> [Work request]:
Going through the lines below, tally those that include "will", and give only the number.

Element data from apps and pages
■ ■ ■ ■ ■

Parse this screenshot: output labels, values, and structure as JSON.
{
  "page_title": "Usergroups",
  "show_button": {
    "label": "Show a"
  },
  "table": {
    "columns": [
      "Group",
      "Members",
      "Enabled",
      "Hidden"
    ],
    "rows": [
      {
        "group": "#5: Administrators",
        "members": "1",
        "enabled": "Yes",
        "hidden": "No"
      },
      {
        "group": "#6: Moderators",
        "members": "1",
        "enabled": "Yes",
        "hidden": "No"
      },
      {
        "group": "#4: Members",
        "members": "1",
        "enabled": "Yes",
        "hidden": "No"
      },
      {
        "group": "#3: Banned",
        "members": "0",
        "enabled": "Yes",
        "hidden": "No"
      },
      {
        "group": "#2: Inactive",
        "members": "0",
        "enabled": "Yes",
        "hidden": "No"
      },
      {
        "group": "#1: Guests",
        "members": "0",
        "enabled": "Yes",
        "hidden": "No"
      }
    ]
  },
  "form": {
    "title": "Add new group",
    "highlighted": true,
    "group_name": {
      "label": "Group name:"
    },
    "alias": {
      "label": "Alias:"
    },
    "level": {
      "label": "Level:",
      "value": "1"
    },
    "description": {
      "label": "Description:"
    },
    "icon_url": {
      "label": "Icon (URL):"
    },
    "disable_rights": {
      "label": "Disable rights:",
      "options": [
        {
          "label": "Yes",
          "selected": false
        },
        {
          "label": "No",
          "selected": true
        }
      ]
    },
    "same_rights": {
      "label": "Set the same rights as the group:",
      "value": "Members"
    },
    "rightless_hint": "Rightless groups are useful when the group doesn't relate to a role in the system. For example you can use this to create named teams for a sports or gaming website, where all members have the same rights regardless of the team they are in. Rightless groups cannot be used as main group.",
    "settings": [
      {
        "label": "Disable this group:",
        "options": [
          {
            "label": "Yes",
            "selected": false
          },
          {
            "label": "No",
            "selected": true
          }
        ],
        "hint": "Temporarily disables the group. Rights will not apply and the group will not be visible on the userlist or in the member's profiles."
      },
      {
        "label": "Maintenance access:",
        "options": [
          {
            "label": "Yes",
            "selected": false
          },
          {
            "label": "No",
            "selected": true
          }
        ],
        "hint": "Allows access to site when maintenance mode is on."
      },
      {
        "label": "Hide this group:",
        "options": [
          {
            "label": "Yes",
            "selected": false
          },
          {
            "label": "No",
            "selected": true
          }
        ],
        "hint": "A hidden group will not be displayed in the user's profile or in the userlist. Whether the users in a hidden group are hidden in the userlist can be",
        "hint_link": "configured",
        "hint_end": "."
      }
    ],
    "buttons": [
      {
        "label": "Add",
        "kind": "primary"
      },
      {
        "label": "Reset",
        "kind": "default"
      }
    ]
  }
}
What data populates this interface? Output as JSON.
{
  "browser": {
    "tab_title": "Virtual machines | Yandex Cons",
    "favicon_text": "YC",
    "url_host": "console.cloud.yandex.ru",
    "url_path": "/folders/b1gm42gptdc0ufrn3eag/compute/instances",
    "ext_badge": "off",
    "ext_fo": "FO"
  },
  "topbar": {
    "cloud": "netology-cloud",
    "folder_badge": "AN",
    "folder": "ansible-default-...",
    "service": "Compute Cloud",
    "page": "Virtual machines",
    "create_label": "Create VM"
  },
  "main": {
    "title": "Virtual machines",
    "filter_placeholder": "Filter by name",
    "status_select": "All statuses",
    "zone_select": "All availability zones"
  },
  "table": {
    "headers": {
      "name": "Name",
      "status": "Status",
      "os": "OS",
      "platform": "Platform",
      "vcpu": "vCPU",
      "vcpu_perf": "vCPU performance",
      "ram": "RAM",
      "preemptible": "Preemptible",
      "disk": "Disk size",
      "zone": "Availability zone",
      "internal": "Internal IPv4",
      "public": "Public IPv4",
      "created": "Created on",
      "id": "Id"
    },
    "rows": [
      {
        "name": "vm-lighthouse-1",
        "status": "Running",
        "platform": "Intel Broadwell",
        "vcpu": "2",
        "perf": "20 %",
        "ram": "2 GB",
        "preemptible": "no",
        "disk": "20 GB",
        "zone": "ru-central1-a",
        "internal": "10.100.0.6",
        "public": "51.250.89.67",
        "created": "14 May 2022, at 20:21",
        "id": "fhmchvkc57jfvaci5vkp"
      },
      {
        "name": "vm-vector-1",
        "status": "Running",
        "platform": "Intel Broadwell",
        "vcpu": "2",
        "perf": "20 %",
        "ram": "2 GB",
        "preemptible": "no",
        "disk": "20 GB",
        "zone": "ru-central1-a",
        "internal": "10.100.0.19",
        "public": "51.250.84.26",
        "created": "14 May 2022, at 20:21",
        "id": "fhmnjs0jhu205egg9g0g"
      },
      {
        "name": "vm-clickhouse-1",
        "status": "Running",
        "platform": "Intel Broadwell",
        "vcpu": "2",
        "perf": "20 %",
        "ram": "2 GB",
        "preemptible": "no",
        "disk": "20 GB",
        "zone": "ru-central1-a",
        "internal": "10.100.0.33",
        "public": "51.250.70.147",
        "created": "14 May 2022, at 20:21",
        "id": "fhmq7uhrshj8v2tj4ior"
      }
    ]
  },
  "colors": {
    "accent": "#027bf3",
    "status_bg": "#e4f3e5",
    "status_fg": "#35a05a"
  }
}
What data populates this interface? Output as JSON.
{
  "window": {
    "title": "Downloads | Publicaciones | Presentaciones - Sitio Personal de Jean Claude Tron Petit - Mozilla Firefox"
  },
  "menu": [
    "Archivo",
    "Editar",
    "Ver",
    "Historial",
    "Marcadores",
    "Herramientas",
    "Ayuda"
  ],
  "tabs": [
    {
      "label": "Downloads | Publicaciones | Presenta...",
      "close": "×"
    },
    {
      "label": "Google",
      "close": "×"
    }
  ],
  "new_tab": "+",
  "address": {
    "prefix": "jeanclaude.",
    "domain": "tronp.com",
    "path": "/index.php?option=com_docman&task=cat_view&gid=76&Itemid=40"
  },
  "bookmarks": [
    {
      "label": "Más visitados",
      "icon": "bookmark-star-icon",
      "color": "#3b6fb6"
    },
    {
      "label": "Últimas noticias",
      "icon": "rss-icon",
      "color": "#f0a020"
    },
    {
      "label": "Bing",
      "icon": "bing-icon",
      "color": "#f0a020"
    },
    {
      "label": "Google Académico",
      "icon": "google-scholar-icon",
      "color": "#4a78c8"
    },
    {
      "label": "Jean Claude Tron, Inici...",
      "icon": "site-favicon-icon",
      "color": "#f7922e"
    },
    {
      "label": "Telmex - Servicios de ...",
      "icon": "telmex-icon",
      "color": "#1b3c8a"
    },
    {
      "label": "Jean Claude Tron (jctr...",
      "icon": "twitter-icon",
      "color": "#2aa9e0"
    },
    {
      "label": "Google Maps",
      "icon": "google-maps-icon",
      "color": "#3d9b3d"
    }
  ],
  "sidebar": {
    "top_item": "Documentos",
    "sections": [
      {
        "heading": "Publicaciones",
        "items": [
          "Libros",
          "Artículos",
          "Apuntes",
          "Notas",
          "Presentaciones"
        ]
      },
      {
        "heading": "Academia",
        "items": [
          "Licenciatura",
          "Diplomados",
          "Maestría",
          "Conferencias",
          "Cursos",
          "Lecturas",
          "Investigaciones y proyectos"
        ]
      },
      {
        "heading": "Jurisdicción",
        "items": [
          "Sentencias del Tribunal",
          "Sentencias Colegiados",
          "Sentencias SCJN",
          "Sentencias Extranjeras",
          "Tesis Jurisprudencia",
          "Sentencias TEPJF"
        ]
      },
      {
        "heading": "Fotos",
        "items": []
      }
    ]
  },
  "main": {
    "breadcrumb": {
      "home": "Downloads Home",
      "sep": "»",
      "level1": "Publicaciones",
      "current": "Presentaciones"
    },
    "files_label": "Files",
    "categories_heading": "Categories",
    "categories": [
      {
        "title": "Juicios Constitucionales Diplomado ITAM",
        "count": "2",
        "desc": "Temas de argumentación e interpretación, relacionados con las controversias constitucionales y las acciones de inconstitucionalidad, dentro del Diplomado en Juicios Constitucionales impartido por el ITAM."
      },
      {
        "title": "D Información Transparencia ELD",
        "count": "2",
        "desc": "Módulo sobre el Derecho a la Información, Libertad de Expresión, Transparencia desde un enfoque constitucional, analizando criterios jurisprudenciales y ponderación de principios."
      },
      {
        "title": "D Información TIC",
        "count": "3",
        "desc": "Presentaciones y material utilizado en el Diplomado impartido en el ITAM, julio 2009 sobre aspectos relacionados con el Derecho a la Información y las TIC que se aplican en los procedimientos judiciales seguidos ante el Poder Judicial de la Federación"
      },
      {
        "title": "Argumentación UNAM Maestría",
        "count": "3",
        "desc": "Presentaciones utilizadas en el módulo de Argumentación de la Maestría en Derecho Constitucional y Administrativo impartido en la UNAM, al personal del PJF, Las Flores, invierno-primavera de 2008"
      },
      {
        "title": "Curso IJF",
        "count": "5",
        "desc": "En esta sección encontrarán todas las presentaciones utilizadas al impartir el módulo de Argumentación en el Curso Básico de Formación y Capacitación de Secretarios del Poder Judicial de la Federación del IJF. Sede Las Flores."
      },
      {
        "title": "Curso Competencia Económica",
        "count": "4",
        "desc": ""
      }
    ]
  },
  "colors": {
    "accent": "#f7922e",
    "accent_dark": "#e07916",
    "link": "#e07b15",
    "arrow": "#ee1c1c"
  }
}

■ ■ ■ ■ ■

> [Completed exercise]:
2